Teranga. It’s something that the U.S. just couldn’t quite understand but it could certainly use a bit more of. Being welcoming to everyone as if they were your family. If you show up at our house you are expected to stay for dinner.

20:10 I was ushered into my room by my father to eat dinner. After eating out of the large communal bowl in Dakar for the past 2 weeks I was suddenly gifted with my own bowl for dinner. Ceebu Jen, (fish and rice) was amazing even for the second time that day. I continued to get to know my family after I finished eating and I loved it. I learned more Wolof and French in an hour than I had in my whole time in Senegal thus far.

I was ushered into my room for a second time and sat down at my desk. My mother brought me beef with potatoes and green bell peppers. Followed by watermelon, banana and apple. Alhamdulilah! I had never tasted something so great.

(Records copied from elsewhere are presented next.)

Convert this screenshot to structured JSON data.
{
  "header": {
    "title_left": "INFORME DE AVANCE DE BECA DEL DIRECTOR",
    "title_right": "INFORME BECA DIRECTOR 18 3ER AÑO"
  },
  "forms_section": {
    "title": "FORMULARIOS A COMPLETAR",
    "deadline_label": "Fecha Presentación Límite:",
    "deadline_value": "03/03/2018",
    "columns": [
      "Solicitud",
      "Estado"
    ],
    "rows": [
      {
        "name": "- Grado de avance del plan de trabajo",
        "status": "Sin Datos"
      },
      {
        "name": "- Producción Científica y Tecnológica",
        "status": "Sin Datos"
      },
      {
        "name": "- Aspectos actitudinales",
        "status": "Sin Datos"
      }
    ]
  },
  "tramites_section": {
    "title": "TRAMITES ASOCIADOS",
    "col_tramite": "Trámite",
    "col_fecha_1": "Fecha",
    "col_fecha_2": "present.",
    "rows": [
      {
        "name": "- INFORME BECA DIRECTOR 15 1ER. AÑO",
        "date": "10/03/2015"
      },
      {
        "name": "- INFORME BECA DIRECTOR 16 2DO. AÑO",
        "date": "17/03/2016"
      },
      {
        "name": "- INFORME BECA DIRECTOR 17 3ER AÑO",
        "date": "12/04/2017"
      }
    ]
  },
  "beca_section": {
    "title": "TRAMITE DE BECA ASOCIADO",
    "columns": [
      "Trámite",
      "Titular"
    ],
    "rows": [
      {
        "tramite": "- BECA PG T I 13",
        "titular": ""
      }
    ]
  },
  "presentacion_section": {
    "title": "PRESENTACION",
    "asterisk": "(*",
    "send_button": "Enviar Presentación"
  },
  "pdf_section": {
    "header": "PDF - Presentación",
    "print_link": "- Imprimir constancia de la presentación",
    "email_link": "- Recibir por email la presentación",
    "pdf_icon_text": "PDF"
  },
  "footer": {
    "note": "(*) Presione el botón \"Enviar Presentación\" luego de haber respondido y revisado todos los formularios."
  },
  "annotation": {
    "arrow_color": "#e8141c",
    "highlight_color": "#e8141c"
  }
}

22:00 I took my first bucket shower. My room as you know is a work in progress, as is my bathroom, I stood on drying cement/mortar which made up the floor of my bathroom as well as the walls. It was a solid brown room except for the small window at the top of one wall and a small porcelain drain in the corner of the floor. That was my current toilet. I slowly trickled water a top of my self until I realized again what I was doing, and how I would look back at this moment in 20 years and a huge smile appeared again. I poured water on myself and sang to my hearts content because I realized that this was my shower now, might as well make the most of it!

22:30 I began writing this but didn’t get very far.

23:00 I slid under my mosquito net and settled down for the night. I fell asleep to the quiet patter of rain gently falling upon the tin roof.

 

I was at peace and full of only one feeling.

 

Begue. (happiness)

 

My new Senegalese family is 23 people – with me 24. And soon to be 25.

 

This should prove to be an interesting year to say the least.

Samuel Normington